The coupled axial-torsional responses of the hoisting cable with time-varying length are investigated in aspects of both theory and ADAMS simulation. The theoretical model of the coupled axial-torsional vibrations of the hoisting cable is established using the FEM with a variable-length element. An ADAMS simulation model is established in order to validate this theoretical model. The result shows that the numerical simulation is in reasonably good agreement with the ADAMS simulation. The analysis on the frequency of the cable indicates the coupling effect reduces the natural frequency of the cable and the maximum amplitude shifts from the resonance region to the deceleration stage as the coupling coefficient increases.
Ma C., Xiao X. M. Kinetic analysis of a multi-rope friction mine hoist under overload conditions.
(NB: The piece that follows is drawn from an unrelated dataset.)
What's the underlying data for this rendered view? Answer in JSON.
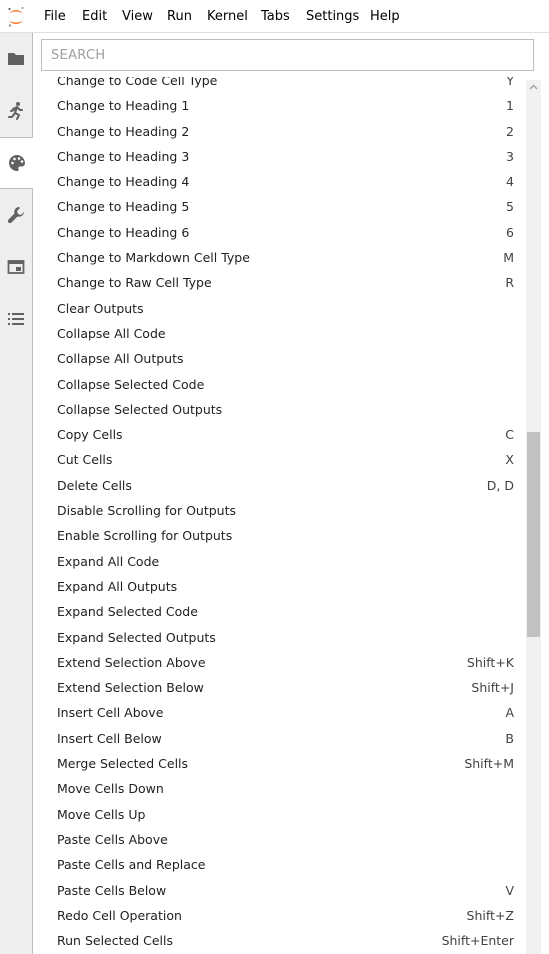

Journal of Vibroengineering, Vol. 15, Issue 2, 2013, p. 925-932.
Zi B., Qian S., Ding H. F., Andres K. Design and analysis of cooperative cable parallel manipulators for multiple mobile cranes. International Journal of Advanced Robotic Systems, Vol. 9, 2012, p. 1-10.
Zhu W. D., Ren H. A linear model of stationary elevator traveling and compensation cables. Journal of Sound and Vibration, Vol. 332, Issue 12, 2013, p. 3086-3097.
Wang P. H., Fung R. F., Lee M. J. Finite element analysis of a three-dimensional underwater cable with time-dependent length. Journal of Sound and Vibration, Vol. 209, Issue 2, 1998, p. 223-249.
Kaczmarczyk S., Ostachowicz W. Transient vibration phenomena in deep mine hoisting cables. Part 1: mathematical model. Journal of Sound and Vibration, Vol. 262, Issue 2, 2003, p. 219-244.
Zhang P., Zhu C. M., Zhang L. J. Analysis of forced coupled longitudinal-transverse vibration of flexible hoisting system with varying length. Engineering Mechanics, Vol. 25, Issue 12, 2008, p. 202-207.
Samras R. K., Skop R. A., Milburn D. A. Analysis of coupled extensional torsional oscillations in wire rope. Journal of Engineering for Industry, Vol. 96, 1974, p. 1130-1135.
Hashemi S. M., Roach A. A dynamic finite element for vibration analysis of cables and wire ropes. Asian Journal of Civil Engineering, Vol. 7, Issue 5, 2006, p. 487-500.
Du J. L., Cui C. Z., Bao H., Qiu Y. Y. Dynamic analysis of cable-driven parallel manipulators using a variable length finite element. Journal of Computational and Nonlinear Dynamics, Vol. 10, Issue 1, 2015, p. 011013.
Wang J. J., Cao G. H., Wang Y. D., Wu R. H. A novel driving strategy for dynamic simulation of hoisting rope with time-varying length. International Journal of Modeling, Simulation, and Scientific Computing, Vol. 4, Issue 3, 2013, p. 1350009.
About this article
This work is supported by the National Natural Science Foundation of China (51475456), Program for New Century Excellent Talents in University (NCET-13-1017) and the Priority Academic Program Development of Jiangsu Higher Education Institutions (PAPD).